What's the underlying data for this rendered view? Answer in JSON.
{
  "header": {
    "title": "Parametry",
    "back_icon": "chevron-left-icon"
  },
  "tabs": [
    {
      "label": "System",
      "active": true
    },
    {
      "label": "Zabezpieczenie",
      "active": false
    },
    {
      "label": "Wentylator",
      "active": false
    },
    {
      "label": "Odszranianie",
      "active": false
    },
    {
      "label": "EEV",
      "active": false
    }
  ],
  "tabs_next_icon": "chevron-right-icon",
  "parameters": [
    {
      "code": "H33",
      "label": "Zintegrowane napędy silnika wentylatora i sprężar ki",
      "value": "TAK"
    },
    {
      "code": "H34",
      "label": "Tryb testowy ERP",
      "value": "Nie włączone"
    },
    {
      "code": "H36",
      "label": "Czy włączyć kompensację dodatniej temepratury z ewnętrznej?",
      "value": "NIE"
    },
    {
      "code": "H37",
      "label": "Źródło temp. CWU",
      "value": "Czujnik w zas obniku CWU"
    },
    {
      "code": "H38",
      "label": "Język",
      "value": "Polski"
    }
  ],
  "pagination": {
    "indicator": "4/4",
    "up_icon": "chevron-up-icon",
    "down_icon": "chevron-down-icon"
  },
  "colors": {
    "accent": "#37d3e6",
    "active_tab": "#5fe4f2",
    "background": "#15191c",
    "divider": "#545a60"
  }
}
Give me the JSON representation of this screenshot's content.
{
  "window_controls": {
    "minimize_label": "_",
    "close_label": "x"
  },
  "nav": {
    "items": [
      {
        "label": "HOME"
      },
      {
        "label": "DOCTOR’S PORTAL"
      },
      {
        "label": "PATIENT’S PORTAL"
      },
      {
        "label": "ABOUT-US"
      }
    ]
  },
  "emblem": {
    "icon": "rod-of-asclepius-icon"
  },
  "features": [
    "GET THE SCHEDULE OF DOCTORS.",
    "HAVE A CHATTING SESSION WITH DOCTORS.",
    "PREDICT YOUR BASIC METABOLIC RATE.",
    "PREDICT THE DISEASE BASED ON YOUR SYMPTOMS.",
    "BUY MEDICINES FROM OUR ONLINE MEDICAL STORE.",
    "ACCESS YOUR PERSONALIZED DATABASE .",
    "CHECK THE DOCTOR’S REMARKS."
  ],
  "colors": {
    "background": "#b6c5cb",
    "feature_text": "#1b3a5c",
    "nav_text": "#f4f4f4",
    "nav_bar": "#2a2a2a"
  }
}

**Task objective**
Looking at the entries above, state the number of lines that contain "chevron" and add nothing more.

**Solution for this exercise**
4